• _WHAT YOU ARE ASKED TO DO_
Write out the entries below once more, exactly, with the pictures left out.
--- AVAILABLE DATA Enclosed Below ---
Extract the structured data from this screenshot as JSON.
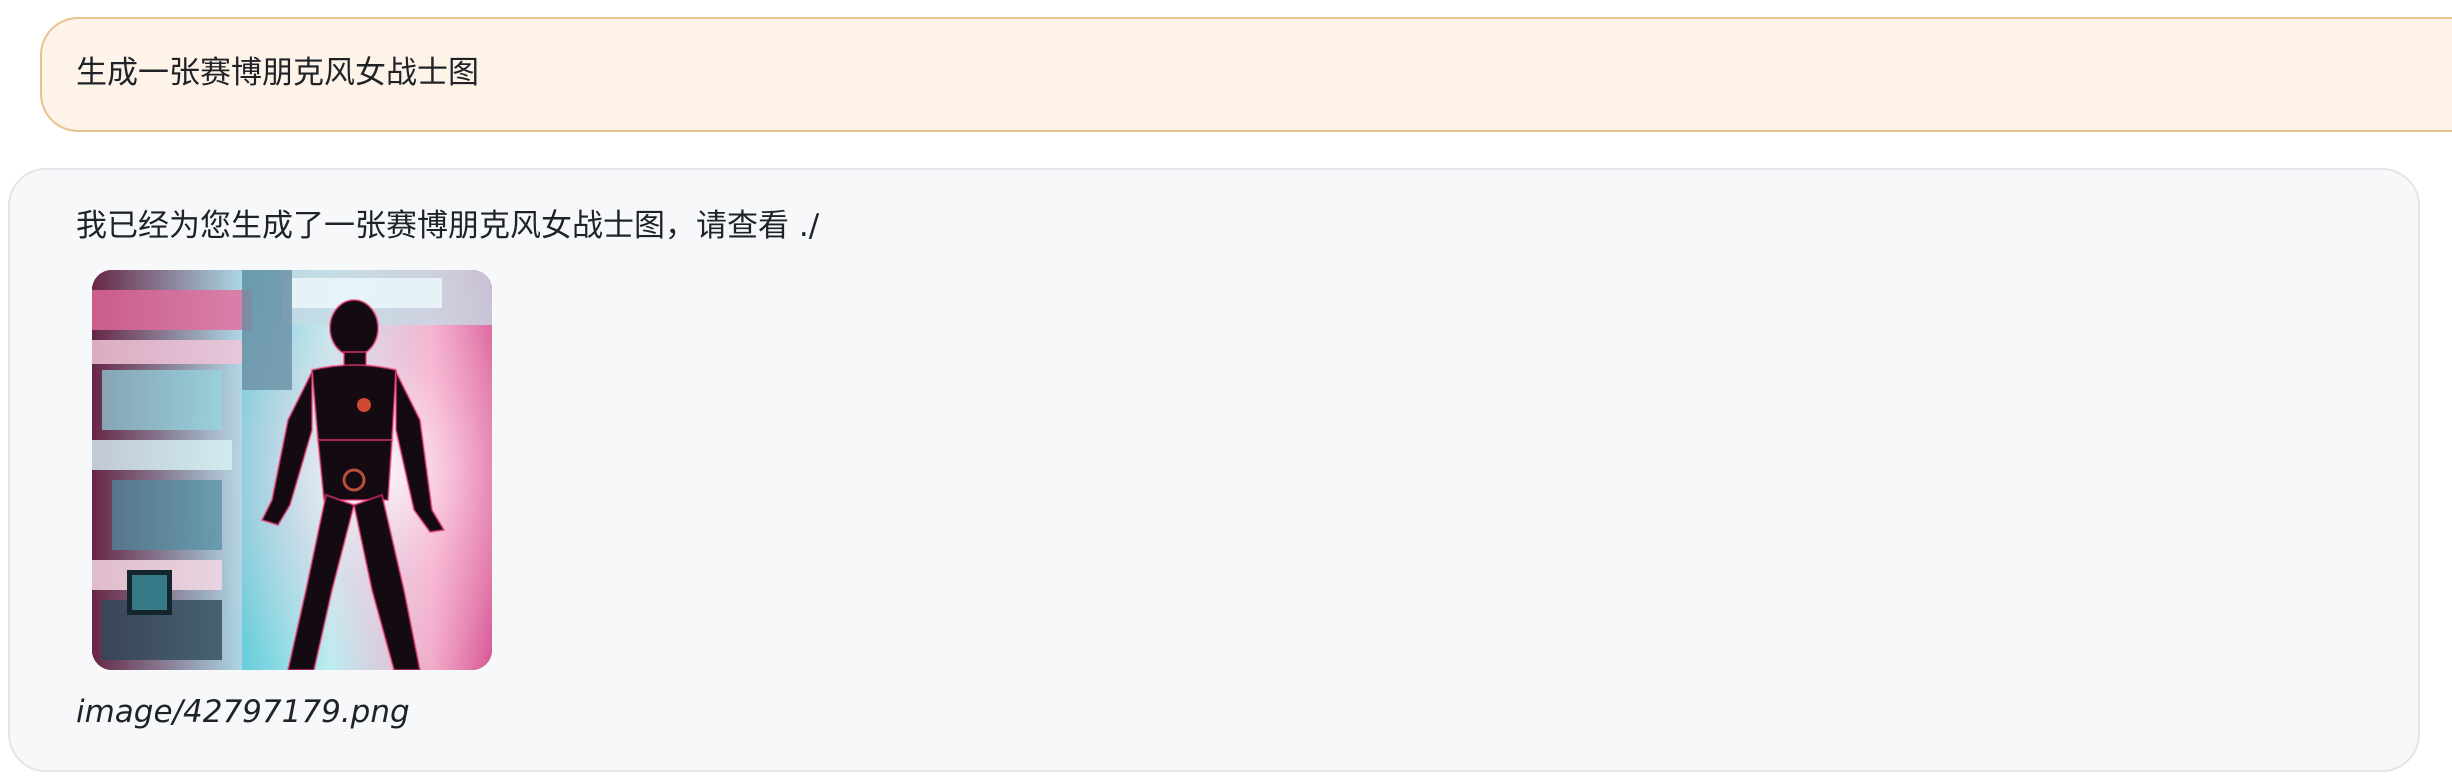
{
  "conversation": {
    "user_message": {
      "text": "生成一张赛博朋克风女战士图"
    },
    "assistant_message": {
      "text": "我已经为您生成了一张赛博朋克风女战士图，请查看 ./",
      "image": {
        "description": "cyberpunk female warrior robot figure in front of neon machinery, pink and cyan lighting",
        "icon": "generated-image"
      },
      "caption": "image/42797179.png"
    }
  },
  "colors": {
    "user_bubble_bg": "#fdf3e8",
    "user_bubble_border": "#e7c38f",
    "assistant_bubble_bg": "#f7f8fa",
    "assistant_bubble_border": "#e3e5e9",
    "text": "#1f2328"
  }
}
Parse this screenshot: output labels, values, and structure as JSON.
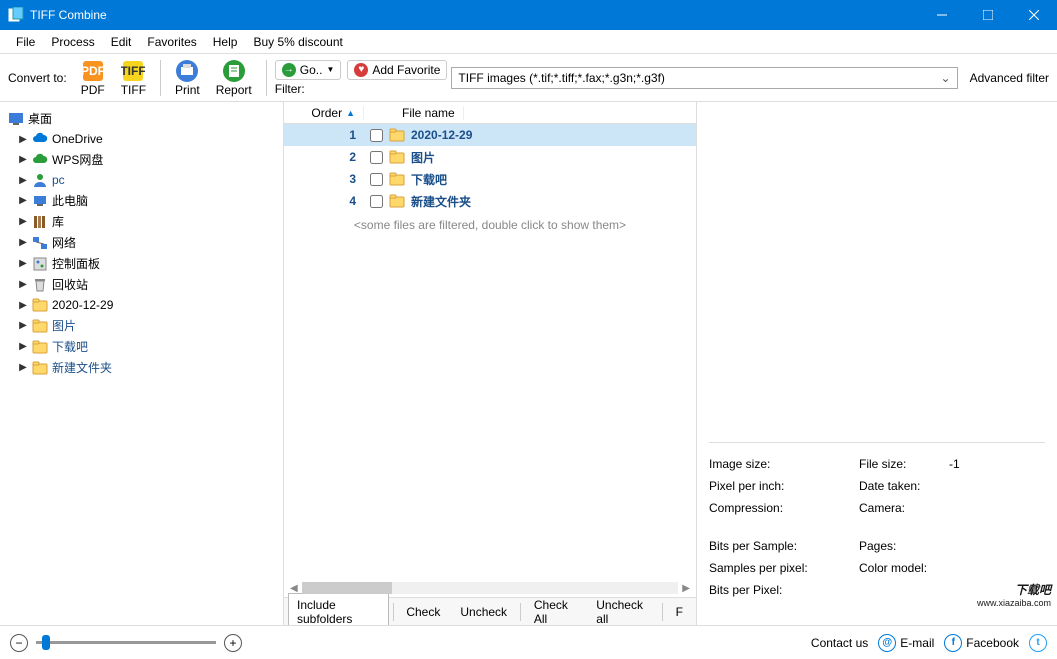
{
  "window": {
    "title": "TIFF Combine"
  },
  "menu": [
    "File",
    "Process",
    "Edit",
    "Favorites",
    "Help",
    "Buy 5% discount"
  ],
  "toolbar": {
    "convert_label": "Convert to:",
    "pdf": "PDF",
    "tiff": "TIFF",
    "print": "Print",
    "report": "Report",
    "go": "Go..",
    "add_fav": "Add Favorite",
    "filter_label": "Filter:",
    "filter_value": "TIFF images (*.tif;*.tiff;*.fax;*.g3n;*.g3f)",
    "advanced": "Advanced filter"
  },
  "tree": {
    "root": "桌面",
    "items": [
      {
        "label": "OneDrive",
        "icon": "cloud",
        "link": false
      },
      {
        "label": "WPS网盘",
        "icon": "cloud2",
        "link": false
      },
      {
        "label": "pc",
        "icon": "user",
        "link": true
      },
      {
        "label": "此电脑",
        "icon": "pc",
        "link": false
      },
      {
        "label": "库",
        "icon": "lib",
        "link": false
      },
      {
        "label": "网络",
        "icon": "net",
        "link": false
      },
      {
        "label": "控制面板",
        "icon": "cpanel",
        "link": false
      },
      {
        "label": "回收站",
        "icon": "bin",
        "link": false
      },
      {
        "label": "2020-12-29",
        "icon": "folder",
        "link": false
      },
      {
        "label": "图片",
        "icon": "folder",
        "link": true
      },
      {
        "label": "下载吧",
        "icon": "folder",
        "link": true
      },
      {
        "label": "新建文件夹",
        "icon": "folder",
        "link": true
      }
    ]
  },
  "list": {
    "col_order": "Order",
    "col_name": "File name",
    "rows": [
      {
        "order": "1",
        "name": "2020-12-29",
        "selected": true
      },
      {
        "order": "2",
        "name": "图片",
        "selected": false
      },
      {
        "order": "3",
        "name": "下载吧",
        "selected": false
      },
      {
        "order": "4",
        "name": "新建文件夹",
        "selected": false
      }
    ],
    "filtered_msg": "<some files are filtered, double click to show them>"
  },
  "btnbar": {
    "include": "Include subfolders",
    "check": "Check",
    "uncheck": "Uncheck",
    "check_all": "Check All",
    "uncheck_all": "Uncheck all",
    "f": "F"
  },
  "meta": {
    "image_size": "Image size:",
    "file_size": "File size:",
    "file_size_val": "-1",
    "ppi": "Pixel per inch:",
    "date_taken": "Date taken:",
    "compression": "Compression:",
    "camera": "Camera:",
    "bps": "Bits per Sample:",
    "pages": "Pages:",
    "spp": "Samples per pixel:",
    "color_model": "Color model:",
    "bpp": "Bits per Pixel:"
  },
  "footer": {
    "contact": "Contact us",
    "email": "E-mail",
    "facebook": "Facebook"
  },
  "watermark": {
    "main": "下载吧",
    "sub": "www.xiazaiba.com"
  }
}
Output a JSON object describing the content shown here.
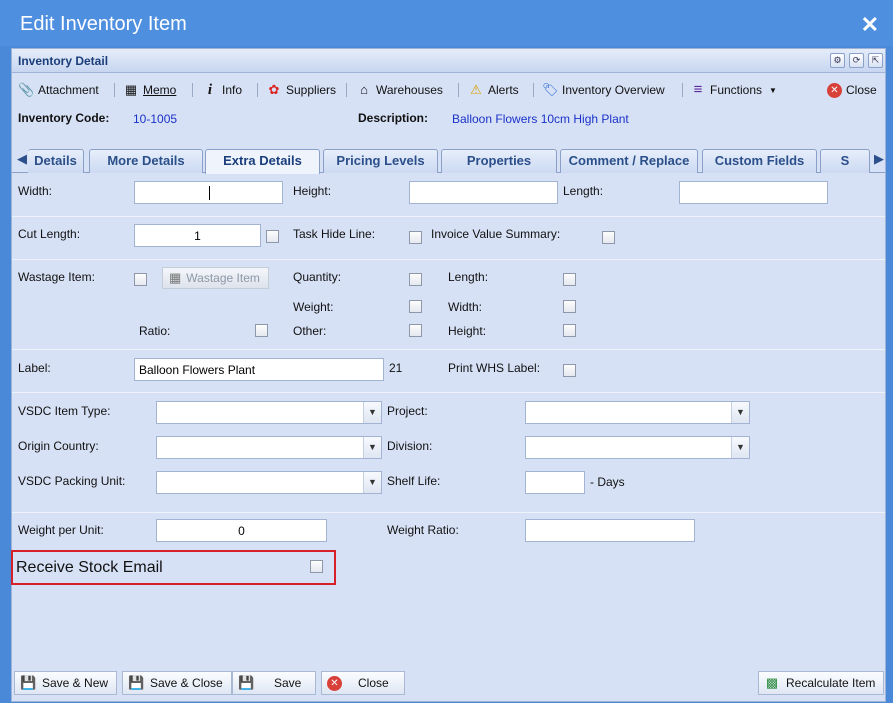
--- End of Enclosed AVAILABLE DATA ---
• _ANSWER TO THE PROBLEM_
Extract the structured data from this screenshot as JSON.
{
  "conversation": {
    "user_message": {
      "text": "生成一张赛博朋克风女战士图"
    },
    "assistant_message": {
      "text": "我已经为您生成了一张赛博朋克风女战士图，请查看 ./",
      "image": {
        "description": "cyberpunk female warrior robot figure in front of neon machinery, pink and cyan lighting",
        "icon": "generated-image"
      },
      "caption": "image/42797179.png"
    }
  },
  "colors": {
    "user_bubble_bg": "#fdf3e8",
    "user_bubble_border": "#e7c38f",
    "assistant_bubble_bg": "#f7f8fa",
    "assistant_bubble_border": "#e3e5e9",
    "text": "#1f2328"
  }
}
Parse this screenshot: output labels, values, and structure as JSON.
{
  "window": {
    "title": "TIFF Combine"
  },
  "menu": [
    "File",
    "Process",
    "Edit",
    "Favorites",
    "Help",
    "Buy 5% discount"
  ],
  "toolbar": {
    "convert_label": "Convert to:",
    "pdf": "PDF",
    "tiff": "TIFF",
    "print": "Print",
    "report": "Report",
    "go": "Go..",
    "add_fav": "Add Favorite",
    "filter_label": "Filter:",
    "filter_value": "TIFF images (*.tif;*.tiff;*.fax;*.g3n;*.g3f)",
    "advanced": "Advanced filter"
  },
  "tree": {
    "root": "桌面",
    "items": [
      {
        "label": "OneDrive",
        "icon": "cloud",
        "link": false
      },
      {
        "label": "WPS网盘",
        "icon": "cloud2",
        "link": false
      },
      {
        "label": "pc",
        "icon": "user",
        "link": true
      },
      {
        "label": "此电脑",
        "icon": "pc",
        "link": false
      },
      {
        "label": "库",
        "icon": "lib",
        "link": false
      },
      {
        "label": "网络",
        "icon": "net",
        "link": false
      },
      {
        "label": "控制面板",
        "icon": "cpanel",
        "link": false
      },
      {
        "label": "回收站",
        "icon": "bin",
        "link": false
      },
      {
        "label": "2020-12-29",
        "icon": "folder",
        "link": false
      },
      {
        "label": "图片",
        "icon": "folder",
        "link": true
      },
      {
        "label": "下载吧",
        "icon": "folder",
        "link": true
      },
      {
        "label": "新建文件夹",
        "icon": "folder",
        "link": true
      }
    ]
  },
  "list": {
    "col_order": "Order",
    "col_name": "File name",
    "rows": [
      {
        "order": "1",
        "name": "2020-12-29",
        "selected": true
      },
      {
        "order": "2",
        "name": "图片",
        "selected": false
      },
      {
        "order": "3",
        "name": "下载吧",
        "selected": false
      },
      {
        "order": "4",
        "name": "新建文件夹",
        "selected": false
      }
    ],
    "filtered_msg": "<some files are filtered, double click to show them>"
  },
  "btnbar": {
    "include": "Include subfolders",
    "check": "Check",
    "uncheck": "Uncheck",
    "check_all": "Check All",
    "uncheck_all": "Uncheck all",
    "f": "F"
  },
  "meta": {
    "image_size": "Image size:",
    "file_size": "File size:",
    "file_size_val": "-1",
    "ppi": "Pixel per inch:",
    "date_taken": "Date taken:",
    "compression": "Compression:",
    "camera": "Camera:",
    "bps": "Bits per Sample:",
    "pages": "Pages:",
    "spp": "Samples per pixel:",
    "color_model": "Color model:",
    "bpp": "Bits per Pixel:"
  },
  "footer": {
    "contact": "Contact us",
    "email": "E-mail",
    "facebook": "Facebook"
  },
  "watermark": {
    "main": "下载吧",
    "sub": "www.xiazaiba.com"
  }
}
Output a JSON object describing the content shown here.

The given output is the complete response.